Kind of. The issue is structured in short vignettes that introduce crucial characters, starting with Jordan and Malik, two kids walking home from school. This, the first sequence in the book, is one of the most interesting, as Malik tells Jordan a story about a Pharoah — "a teenage girl-king" from Thebes, Egypt 1458 B.C.E.
The modern-day voice of Malik's narration over the flashback scenes of ancient history is inspired, which makes it a little sad that Malik and Jordan are so quickly gone from the narrative. The book cuts, six pages in, away from them, and doesn't go back. Instead, we dive into the story that the preamble explained: a tale of two towns in the same county, Ashthorne and the City of Sacred. The towns are at odds, with Ashthorne populated by pacifist vampires who don't prey on humans and the City of Sacred filled with, as the vampires describe, "religious fanatics" who want to destroy the peaceful vamps.
After the lynching of a zombie, who was attacked because he was assumed to be a vampire by the denizens of the City of Sacred, the vampires of Ashthorne meet to discuss their problem, this, the battle between the two towns, the meddling of Cadirata, an ancient vampire who wants to go to war with the City of Sacred, is compelling. It reminds me of True Blood in all of its allegorical goodness, as well as in its dark humor. The dramatic depiction of the zombie hanging from the tree, only for the creature, introduced as Sully, to say mutter, "I'm really getting sick of this" after being taken down is a standout moment. It's when the narrative strays from the tension between these two towns that I found it, as a new reader, most hard to follow. We're introduced to Chastity, who shoots zombies in a blaze of glory before the big pull back to reveal she's shooting a movie.
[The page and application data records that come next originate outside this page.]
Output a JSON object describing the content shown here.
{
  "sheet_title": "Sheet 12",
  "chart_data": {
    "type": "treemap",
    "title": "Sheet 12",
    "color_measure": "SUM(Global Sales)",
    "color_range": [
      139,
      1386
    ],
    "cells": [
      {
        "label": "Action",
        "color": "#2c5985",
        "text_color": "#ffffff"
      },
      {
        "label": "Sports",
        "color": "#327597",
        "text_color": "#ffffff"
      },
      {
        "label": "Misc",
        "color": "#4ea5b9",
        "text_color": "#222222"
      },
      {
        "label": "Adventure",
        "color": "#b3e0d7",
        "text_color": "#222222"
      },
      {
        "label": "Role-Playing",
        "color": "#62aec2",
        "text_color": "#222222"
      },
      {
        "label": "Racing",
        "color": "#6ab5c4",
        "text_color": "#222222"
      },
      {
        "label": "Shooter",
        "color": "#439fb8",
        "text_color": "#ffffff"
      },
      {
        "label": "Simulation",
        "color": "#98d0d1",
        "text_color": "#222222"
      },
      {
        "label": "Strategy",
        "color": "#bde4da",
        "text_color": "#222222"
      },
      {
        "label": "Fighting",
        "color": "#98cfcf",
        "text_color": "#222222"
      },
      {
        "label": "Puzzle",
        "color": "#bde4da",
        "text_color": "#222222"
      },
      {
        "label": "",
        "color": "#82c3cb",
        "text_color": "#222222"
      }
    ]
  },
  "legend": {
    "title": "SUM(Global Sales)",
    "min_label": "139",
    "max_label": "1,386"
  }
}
Mid-page rapid cuts to a pile of final notices and Chastity in a vacant airport, followed by a cut to Draculina and people watching her, were tough to follow.
While the narrative remains compelling and the art by both artists as well as colorists June Chang and Mohan and letterer Willie Schubert make for a beautiful book, almost every panel is a medium or close-up shot. This leads to a great deal of dialogue coming from off-panel, as the art focuses so closely on the characters that it is difficult to tell what is going on around them. Wider shots, or just a greater variety of angles and perspectives, would make this book easier to follow. New readers are meeting a large cast for the first time, so any visual cues to help contextualize these characters in every scene would have improved upon the comic.
All in all, Sacred Six #1 is well-written if a bit hard to follow for the uninitiated. It's the opening scroll of text that gives enough background information to save this issue. The story of the conflict between Ashthorne and City of Sacred seems like one that will be worth following, but my advice would be to begin where editor Matt Idelson, in one of his captions, harkens back to Priest's Vampirella run.